Oh, and another thing that helps (that's much cheaper because it's free)? Playing "Footloose" (the song) really loud and getting my butt out of the chair to dance like a fool. It worked in college when my roommate and I danced to that song to break up studying for finals, and it still manages to get my energy flowing.

Now that I've written far more than what a comment calls for, I need to go and read the rest of your blog. I don't want to scare you or anything, but from what I've seen of it so far, it makes me want to send you a virtual hug.

Jessie

Kasie West said...

What a great, honest post. I love many things about it, two of which are: you talk to yourself almost as much as I do and the other being that normally you brush pigeon dropping away as though they are nothing. :) My friend once got pooped on by a pigeon. It wasn't pretty.

Goals are good. Non-obsessive goals are even better so good luck with those.

Julie said...

Ms. Tawny Taylor,

You make me sound fierce with that little lecture I gave you. And I truly believe (but I guess I had to remind myself) that our choice is to move forward or to move backward, and backward sucks.

It reminds me of that truly inspirational line from The Shawshank Redemption. "You can either get busy living or get busy dying."

And the truth is, I know how limitless your talents and intelligence are, so you can't blame me for wanting to help you push past the silly hurdles that try to slow you down. Carry on and love you, too!

Julie said...

A.L.,

Everything I know about being a frugal fashionista, I learned from your stylish self. Thanks for the shout-out to my gorgeous new boots.

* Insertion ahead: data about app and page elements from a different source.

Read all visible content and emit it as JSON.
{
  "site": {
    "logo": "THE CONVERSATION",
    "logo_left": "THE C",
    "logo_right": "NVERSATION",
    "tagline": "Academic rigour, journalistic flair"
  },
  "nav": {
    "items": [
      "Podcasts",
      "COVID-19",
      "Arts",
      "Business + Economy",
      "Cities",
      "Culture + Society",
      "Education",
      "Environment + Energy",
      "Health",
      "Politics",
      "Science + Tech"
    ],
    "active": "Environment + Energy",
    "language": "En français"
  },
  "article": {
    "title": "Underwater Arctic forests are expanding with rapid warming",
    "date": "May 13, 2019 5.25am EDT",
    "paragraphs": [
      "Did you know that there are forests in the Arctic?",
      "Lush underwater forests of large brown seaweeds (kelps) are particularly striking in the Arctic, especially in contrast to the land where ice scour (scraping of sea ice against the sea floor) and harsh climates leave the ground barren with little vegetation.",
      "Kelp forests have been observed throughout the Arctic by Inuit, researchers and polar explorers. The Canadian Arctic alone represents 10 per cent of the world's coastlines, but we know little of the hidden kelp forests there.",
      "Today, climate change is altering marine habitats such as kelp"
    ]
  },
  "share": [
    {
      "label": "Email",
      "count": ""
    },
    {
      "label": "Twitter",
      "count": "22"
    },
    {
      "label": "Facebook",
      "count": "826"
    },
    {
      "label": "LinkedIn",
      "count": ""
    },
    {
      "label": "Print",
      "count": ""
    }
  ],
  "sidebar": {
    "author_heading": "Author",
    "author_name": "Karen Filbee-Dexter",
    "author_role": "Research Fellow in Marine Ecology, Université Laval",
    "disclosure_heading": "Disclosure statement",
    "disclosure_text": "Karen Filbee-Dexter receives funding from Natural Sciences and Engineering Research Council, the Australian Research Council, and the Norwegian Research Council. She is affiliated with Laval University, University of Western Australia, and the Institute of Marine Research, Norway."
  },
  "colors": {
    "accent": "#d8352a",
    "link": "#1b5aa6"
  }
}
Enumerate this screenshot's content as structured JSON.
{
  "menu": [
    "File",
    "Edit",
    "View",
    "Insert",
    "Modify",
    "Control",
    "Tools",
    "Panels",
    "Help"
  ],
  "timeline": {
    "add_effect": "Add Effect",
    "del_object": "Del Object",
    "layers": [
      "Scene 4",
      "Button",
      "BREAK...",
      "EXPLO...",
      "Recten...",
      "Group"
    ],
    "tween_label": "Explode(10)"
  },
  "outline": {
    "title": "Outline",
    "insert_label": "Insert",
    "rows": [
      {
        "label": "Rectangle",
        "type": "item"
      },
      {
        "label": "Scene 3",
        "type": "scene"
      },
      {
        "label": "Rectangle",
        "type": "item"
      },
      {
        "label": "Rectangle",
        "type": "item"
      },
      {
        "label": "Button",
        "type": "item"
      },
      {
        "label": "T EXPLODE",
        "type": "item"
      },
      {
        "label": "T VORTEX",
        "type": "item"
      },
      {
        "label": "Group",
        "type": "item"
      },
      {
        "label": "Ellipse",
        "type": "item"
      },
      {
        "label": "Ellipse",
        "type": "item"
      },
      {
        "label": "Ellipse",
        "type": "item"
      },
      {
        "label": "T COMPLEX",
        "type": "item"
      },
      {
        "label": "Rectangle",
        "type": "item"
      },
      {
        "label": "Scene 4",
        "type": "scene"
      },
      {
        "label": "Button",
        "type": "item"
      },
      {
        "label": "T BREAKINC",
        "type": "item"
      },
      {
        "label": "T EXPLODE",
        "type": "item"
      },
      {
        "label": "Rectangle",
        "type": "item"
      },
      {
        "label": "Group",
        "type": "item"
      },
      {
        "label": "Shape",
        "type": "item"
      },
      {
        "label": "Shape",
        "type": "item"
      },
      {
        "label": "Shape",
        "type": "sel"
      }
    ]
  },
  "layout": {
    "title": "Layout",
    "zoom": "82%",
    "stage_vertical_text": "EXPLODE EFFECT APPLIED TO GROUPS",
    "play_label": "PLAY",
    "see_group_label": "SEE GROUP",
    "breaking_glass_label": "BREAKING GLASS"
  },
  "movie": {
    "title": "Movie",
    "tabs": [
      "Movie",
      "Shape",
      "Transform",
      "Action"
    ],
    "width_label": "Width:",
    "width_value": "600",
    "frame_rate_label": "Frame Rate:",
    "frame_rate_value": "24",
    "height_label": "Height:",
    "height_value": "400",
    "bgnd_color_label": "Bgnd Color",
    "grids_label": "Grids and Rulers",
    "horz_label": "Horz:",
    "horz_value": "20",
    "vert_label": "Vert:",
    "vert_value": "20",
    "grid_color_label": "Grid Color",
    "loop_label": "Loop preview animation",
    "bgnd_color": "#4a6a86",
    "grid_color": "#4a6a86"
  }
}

They have made friends with my other shoes (except my favorite summer heels, who are very bitter and snarky about the competition).

Having you in my life is a blessing.

P.S. A.L. is the graphic designer who helped with my blog header and took my picture. Amazingly talented friends rock!

Julie said...

Jessie,

Welcome to the blog and thanks so much for the nice comments. I like doing gratitude lists, too, but sometimes when I'm in the dumps, it's like it's physically and mentally impossible to even remember what I am grateful for (not unlike needing to go to a doctor, getting there, and forgetting everything you were there for because you just want to run away from the white-coated person).

And your trip sounds wonderful. I might have to consider a trip that doesn't involve running around and trying to see everyone I left behind when I moved away from my home town. Maybe something with a warm beach. Will consider.

And you can never go wrong with Footloose (and yes, I have my eighties badge... and have the soundtrack, which I had to re-purchase after wearing out the tape).

Glad to have you as a reader and thanks for commenting!

Julie said...

Kasie,

I'm sure that metaphorical pigeon droppings are very different from actual pigeon droppings, and hence easier to brush away.

Thanks for stopping by the blog and commenting. I loved your blog post and also your willingness to share some of the ups and downs of your writing experience. I think a lot of people think that as soon as you have an agent, all the unicorns come to feed out of your hand and bliss is achieved, not that the hard work of writing continues. It was fantastic of you to share your experience! Thanks!